Choosing a primary storage solution for your organization can be a complicated task. Perhaps the most important thing you can do to ensure that you end up with a well-designed and cost-effective solution is to have a solid understanding of the storage needs of your environment -- both present and future. If you fail to do this before you start to review the myriad storage solutions on the market today, you'll waste a lot of time and may end up with a solution that doesn't fit your needs.
Unless you are intentionally buying storage that will be dedicated to a single high-performance system, the best place to start is to look at literally every storage user in your environment. Highly redundant, high-performance primary storage is not cheap. So the best way to leverage the investment you're going to make is to ensure that it delivers the maximum benefit to largest percentage of your infrastructure as possible.
Here are some quick rules to follow and common pitfalls to avoid in the key areas of consideration.
Your current storage capacity requirements are probably the easiest thing to determine. Look at the disk space used by all of your servers, add that up, and voilà -- you have a number. But of course, it's not that simple. There are three core factors to consider that can cause your storage estimate to be inaccurate.

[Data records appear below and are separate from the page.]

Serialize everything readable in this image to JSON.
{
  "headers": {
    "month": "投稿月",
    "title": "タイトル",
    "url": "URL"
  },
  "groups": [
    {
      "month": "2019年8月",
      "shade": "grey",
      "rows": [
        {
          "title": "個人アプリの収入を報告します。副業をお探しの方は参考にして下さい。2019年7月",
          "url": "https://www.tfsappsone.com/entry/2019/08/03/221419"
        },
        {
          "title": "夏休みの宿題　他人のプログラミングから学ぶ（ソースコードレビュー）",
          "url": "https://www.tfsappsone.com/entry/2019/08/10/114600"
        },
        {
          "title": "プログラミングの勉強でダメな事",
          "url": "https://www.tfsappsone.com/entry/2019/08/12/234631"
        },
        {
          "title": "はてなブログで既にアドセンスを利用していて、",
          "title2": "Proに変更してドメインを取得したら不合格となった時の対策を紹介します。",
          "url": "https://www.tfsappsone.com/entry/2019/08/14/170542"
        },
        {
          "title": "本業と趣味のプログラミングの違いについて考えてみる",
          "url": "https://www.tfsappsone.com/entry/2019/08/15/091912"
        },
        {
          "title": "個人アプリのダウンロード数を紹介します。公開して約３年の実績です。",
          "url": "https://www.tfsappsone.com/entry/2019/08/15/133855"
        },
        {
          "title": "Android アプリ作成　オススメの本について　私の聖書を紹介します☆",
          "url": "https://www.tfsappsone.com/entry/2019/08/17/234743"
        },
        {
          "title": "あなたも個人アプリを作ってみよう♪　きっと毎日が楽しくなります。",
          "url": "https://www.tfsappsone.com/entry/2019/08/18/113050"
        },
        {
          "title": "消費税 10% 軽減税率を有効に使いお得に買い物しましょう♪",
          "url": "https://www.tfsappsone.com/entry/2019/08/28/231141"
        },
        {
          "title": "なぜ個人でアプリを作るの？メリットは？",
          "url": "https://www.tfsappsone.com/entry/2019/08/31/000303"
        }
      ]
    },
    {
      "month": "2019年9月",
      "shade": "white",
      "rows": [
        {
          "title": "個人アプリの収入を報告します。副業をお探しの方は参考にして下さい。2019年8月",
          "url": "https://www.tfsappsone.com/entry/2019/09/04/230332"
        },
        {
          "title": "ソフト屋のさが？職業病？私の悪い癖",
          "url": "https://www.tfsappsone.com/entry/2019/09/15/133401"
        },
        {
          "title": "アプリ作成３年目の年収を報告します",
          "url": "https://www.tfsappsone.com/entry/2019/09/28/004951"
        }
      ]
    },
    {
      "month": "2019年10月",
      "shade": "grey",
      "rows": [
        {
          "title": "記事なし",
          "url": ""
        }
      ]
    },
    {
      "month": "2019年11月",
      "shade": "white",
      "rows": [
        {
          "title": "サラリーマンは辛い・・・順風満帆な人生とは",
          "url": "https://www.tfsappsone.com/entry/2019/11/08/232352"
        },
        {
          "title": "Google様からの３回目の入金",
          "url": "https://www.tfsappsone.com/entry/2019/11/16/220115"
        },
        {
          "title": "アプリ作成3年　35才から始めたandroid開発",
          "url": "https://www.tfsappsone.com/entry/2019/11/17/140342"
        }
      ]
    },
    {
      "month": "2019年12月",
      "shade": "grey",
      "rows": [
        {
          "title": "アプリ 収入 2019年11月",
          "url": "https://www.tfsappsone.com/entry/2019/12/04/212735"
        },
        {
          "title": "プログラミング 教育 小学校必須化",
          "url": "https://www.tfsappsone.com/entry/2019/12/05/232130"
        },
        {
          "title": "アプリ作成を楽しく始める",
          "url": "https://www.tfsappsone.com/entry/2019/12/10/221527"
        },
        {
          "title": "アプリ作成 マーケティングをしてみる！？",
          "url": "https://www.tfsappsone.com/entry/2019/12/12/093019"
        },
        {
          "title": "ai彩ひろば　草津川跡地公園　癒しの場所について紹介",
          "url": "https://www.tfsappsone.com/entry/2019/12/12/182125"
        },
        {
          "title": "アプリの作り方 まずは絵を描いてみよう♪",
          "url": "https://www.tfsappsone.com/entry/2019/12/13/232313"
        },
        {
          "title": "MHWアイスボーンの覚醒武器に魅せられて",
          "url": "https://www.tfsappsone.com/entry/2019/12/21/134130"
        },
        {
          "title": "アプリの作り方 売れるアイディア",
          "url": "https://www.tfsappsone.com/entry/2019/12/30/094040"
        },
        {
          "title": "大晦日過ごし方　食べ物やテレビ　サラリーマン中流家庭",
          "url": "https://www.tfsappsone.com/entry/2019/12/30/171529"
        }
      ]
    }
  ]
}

The first and often hardest factor to estimate is data growth. Having a system in place that will monitor your data usage over time and allow you to extrapolate into the future is really the only way to accurately assess this need. Whether or not you're currently considering buying storage, you should implement a system to extrapolate future needs. Knowing when you're going to need to make your next storage investment well in advance will both allow you to budget more effectively and give you a chance to implement data growth control measures before it's too late.
The third major capacity factor to consider is any planned usage of snapshots in the storage environment. Various storage vendors have implemented dramatically different snapshot technologies, so this is something you will need to revisit as you consider specific products. The amount of space that snapshots will use is typically related to the rate of data change on your storage volumes. Note that this not the same as data growth -- data can and does frequently change without growing. Databases and e-mail servers are great examples of this type of turnover. A quick rule of thumb is to set aside between 50 and 100 percent of the actual size of your data for snapshots. How often you want to take snapshots, how long you want to keep them, the specific snapshot technology in use, and your data change rate will significantly affect this calculation.
Judging the amount of performance that your disk architecture will need requires a good understanding of the various metrics used to judge disk performance. This topic can become extremely complex the deeper you delve into it, but there are some general rules that will usually allow you to make an accurate estimate of your needs.
Before you begin to consider the storage performance needs of your applications, the first thing you can do is to forget how important they are. That may sound ridiculous, but I have seen time and time again that organizations will unconsciously assume that because an application is "important," it requires more performance. Or, worse, because an application is "unimportant," they assume it will require less.
In the first case, you risk buying disk resources that you don't need. In the second case, you may end up with a poorly performing application. Important or not, nobody likes either of these situations. An application's relative importance within your organization may lead you to increase the amount of performance headroom you leave it to ensure you have room for unexpected demand spikes, but it shouldn't influence your initial analysis.
In rough terms, there are two major performance metrics that will influence the type of disk you buy: data throughput and transactional throughput.
While it's certainly important to ensure that your chosen storage platform can meet these needs, focusing only upon maximum data throughput misses one of the most critical aspects of disk performance.
"Transactional throughput" refers to the total number of small, randomized disk transactions that your disk architecture can carry out in a given amount of time and is usually reflected in I/O per second (IOPS). In short, transactional performance is what will generally make or break your storage environment, not how much raw data you can move.
Most critical applications are based on structured data systems such as databases. These types of systems generally produce a significant amount of very small data transactions that are very rarely sequential. As such, your storage system's memory-based cache is not likely to be particularly effective, nor will you be using the bandwidth available in your storage interconnect to a great degree. The key factor in providing transactional throughput is the number and type of disks you have in your storage system. In these cases, the amount of time that it takes a drive head to seek data on one part of a disk platter and then skip over to the other side and get another piece makes a much larger difference than whether you have 4Gbps or 8Gbps FibreChannel. This type of load is why 15,000-rpm serial-attached disks and solid-state drives (SSDs) exist.
Because of this, it's absolutely critical to monitor the transactional disk load your applications exert on their storage. Make sure you perform the monitoring for long enough such that you see the spikes generated by transient events such as month-end processing and backups. These are the events that will really push your storage platform and will often define whether its implementation has been a success.
If you have never done this kind of monitoring in your environment before, there's a good chance that your conceptions of an app's importance will not match the amount of resources they consume. I'd need a few more hands to count the number of times that I've seen an e-mail server generate as much or more transactional disk load than a critical line-of-business application.